Donald Duvernoy and his daughter, Debra Kiehn, who share a two-family home in Syosset, N.Y., wanted to save some money by switching to the Internet-based phone provider Vonage.
Now they have only regrets. But there's one thing Kiehn no longer has: the phone number she held for 25 years.
Kiehn switched from Verizon to Vonage and faced so many problems that she decided to switch back within days. But after facing delays in transferring her number back, she just gave up and got a new phone number.
Callers trying to reach her longtime phone number now hear this message: "The number you have dialed is not in service. Please check the number and try again."

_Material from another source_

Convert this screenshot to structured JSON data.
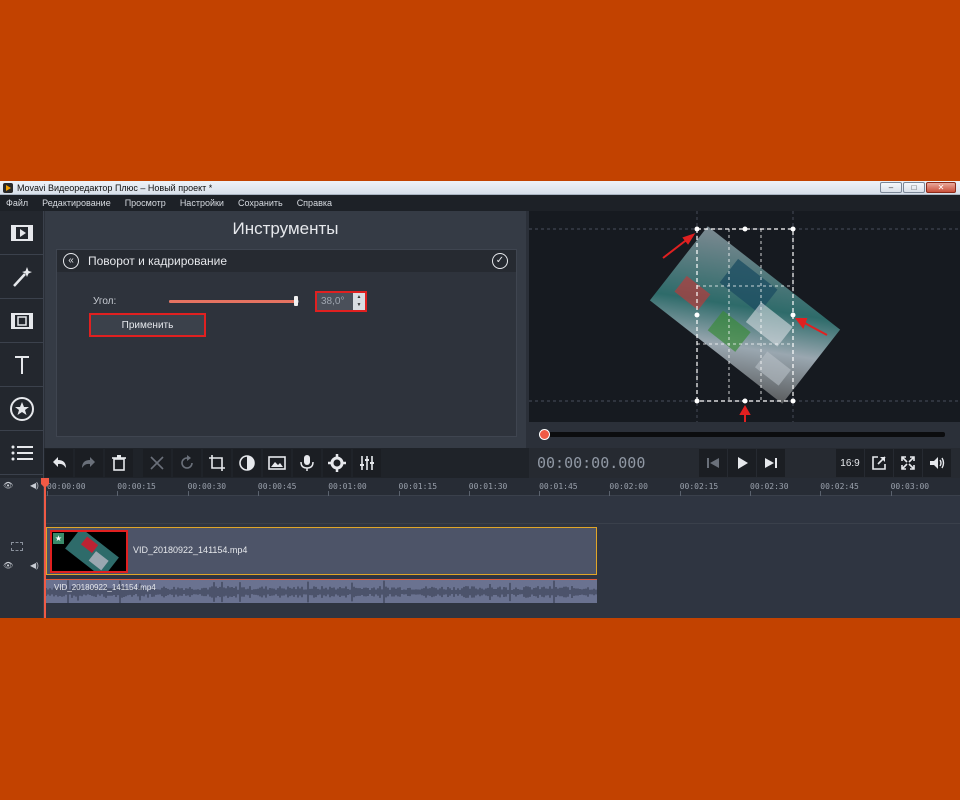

Kiehn said she has had to alert more than 100 people -- friends, family members, doctors, dentists, officials at her son's school -- since she got a new phone number in September.
Their experience highlights the potential pitfalls in transferring phone numbers along with the downside of Internet-based phone services, which lack the consumer protections of traditional, regulated phone service.
While Federal Communications Commission guidelines call for transfers of four days for traditional phone companies such as Verizon, the FCC doesn't regulate the matter for Internet-based phone services such as Vonage.
Tom Maguire, senior vice president at Verizon, said the company usually transfers numbers in three days. Vonage spokeswoman Kate Policastro said Vonage processes transfers in 10 days on average to and from major carriers such as Verizon.
Dozens of Internet-based phone services -- also known as voice-over-Internet Protocol, or VoIP -- connect calls via high-speed Internet connections, with unlimited calling plans starting at about $25 a month, luring millions of customers with the low fixed price.
Vonage, based in Holmdel, N.J., boasted more than 2 million customers at the end of September. But many customers complain in online forums of poor customer support. The company lost 2.6 percent of its subscribers in the third quarter, up from 2.3 percent in the second quarter.
Duvernoy, 74, who had been a customer of Cablevision's Optimum Voice phone service, and Kiehn, 44, who had been with Verizon, decided to get Vonage accounts in August with the $24.99-a-month unlimited plan. That includes calls to Ireland, where Duvernoy has a grandson.
But problems began soon after the phone equipment arrived via mail. "Before I even went to install it, I got an e-mail saying that they [Vonage] sent my equipment to somebody else and somebody else's equipment to me," Duvernoy said.
A customer service representative promised to fix the problem. But when Duvernoy called later, he said, no one he spoke with knew about the issue.
After numerous fruitless calls and e-mails, Duvernoy and Kiehn decided to return to their previous phone services.
That was easy for Duvernoy, because Cablevision hadn't yet transferred his phone number to Vonage. But in his daughter's case, Verizon already had transferred the number to Vonage.
Duvernoy said he called Verizon to switch Kiehn's phone number back. Unable to retrieve the number from Vonage, Verizon canceled two appointments to reinstate her service, Duvernoy said.
"Then they called back and said, 'We don't know when we're going to be able to do this. Vonage won't give us the number,' " Duvernoy recalled.
Maguire, whose job at Verizon includes overseeing phone number transfers to and from other companies, including Vonage, said the process is usually automated. But in this case, Verizon had to call Vonage to prod the company to release the number after receiving the customer's transfer request Aug. 21.
Meanwhile, Kiehn lacked landline service while awaiting the transfer.
Policastro said she doesn't have information on the transfer because a third-party company, Focal, handles the switches for Vonage. Policastro said Vonage is working to improve customer service. Focal did not return phone calls.
On Sept. 6, after failing to get his daughter's number back, Duvernoy canceled Vonage and switched her to Optimum Voice, with a new phone number.